The lineup is solid. Although, I have a few thoughts about Todd Helton (who I suspect was on the juice, no doubt about it - although I have absolutely no factual data or hard evidence of any sort to substantiate that ridiculous claim) He has regressed to the norm. If you look at his career stats, he hasn't had a 100-rbi season since 2003. My inside sources also tell me that he is one of the biggest booze hounds in baseball (again, I have absolutely no factual data or hard evidence of any sort to substantiate that ridiculous claim). It appears unlikely that Helton will ever hit like he did in the early part of the decade.

In addition to Helton, the Rockies have developed a pretty powerful lineup comprised of primarily home-grown players. All-Star Matt Holliday, Brad Hawpe and Garret Atkins have been outstanding. Some feel that these players numbers are inflated due to Coors Field, but that seems absolutely contradictory to the feeling that the Rockies' pitching success is due to the humidor and the fact that Coors Field is not as much of a hitting paradise any longer. In fact, Of Brad Hawpe's 15 homers, 10 have come on the road. In fact, Hawpe's numbers on the road (.342 BA, 32 RBI) absolutely dwarf his numbers at Coors (.265 BA, 14 RBI) Of Holliday's 15 homers, only 8 have come at Coors.

Clint Barmes isn't hitting at all this year, but he eventually should be a solid utility middle-infielder in the Jose Vizcaino mold.
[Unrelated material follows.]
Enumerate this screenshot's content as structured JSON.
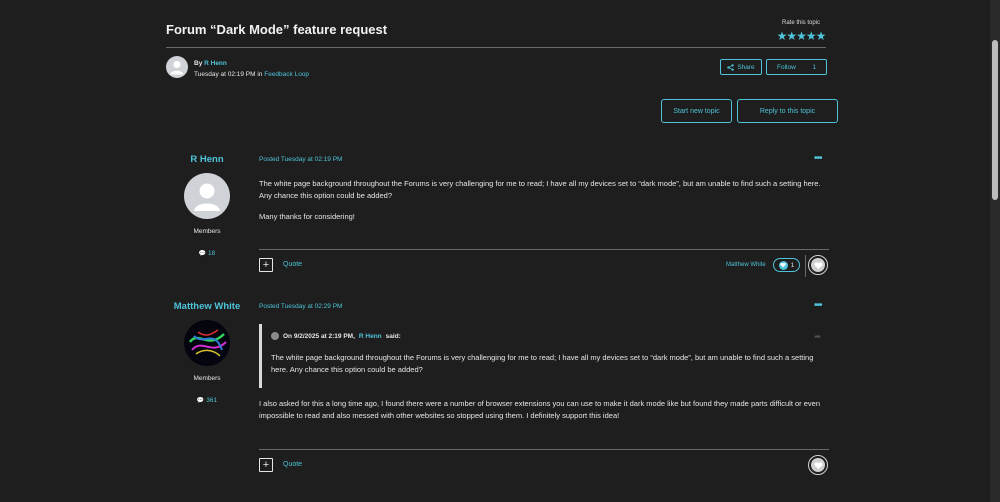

That being said, he is simply holding the fort for Troy Tulowitzki, who from all accounts is a star in training. Also on the horizon is 3B Ian Stewart, who looked like the best hitter on the team in Spring Training. Stewart has had a rough season to this point in Tulsa (AA), but he still has the potential to be the best home-grown player of the bunch.

Can the Rockies win the NL West this year? I don't think so. Their inexperience in pennant race situations is bound to catch up with them. That being said, they now have a solid nucleus from which to work with and (if they re-sign these players, a la GM Daniel J. O'Dowd's history with the Cleveland Indians) they will likely be a team to beat in the NL West for years.

1 comment:

sondog said...

Buster Olney's blog on espn.com today discusses the Rockies. It is a pretty good read.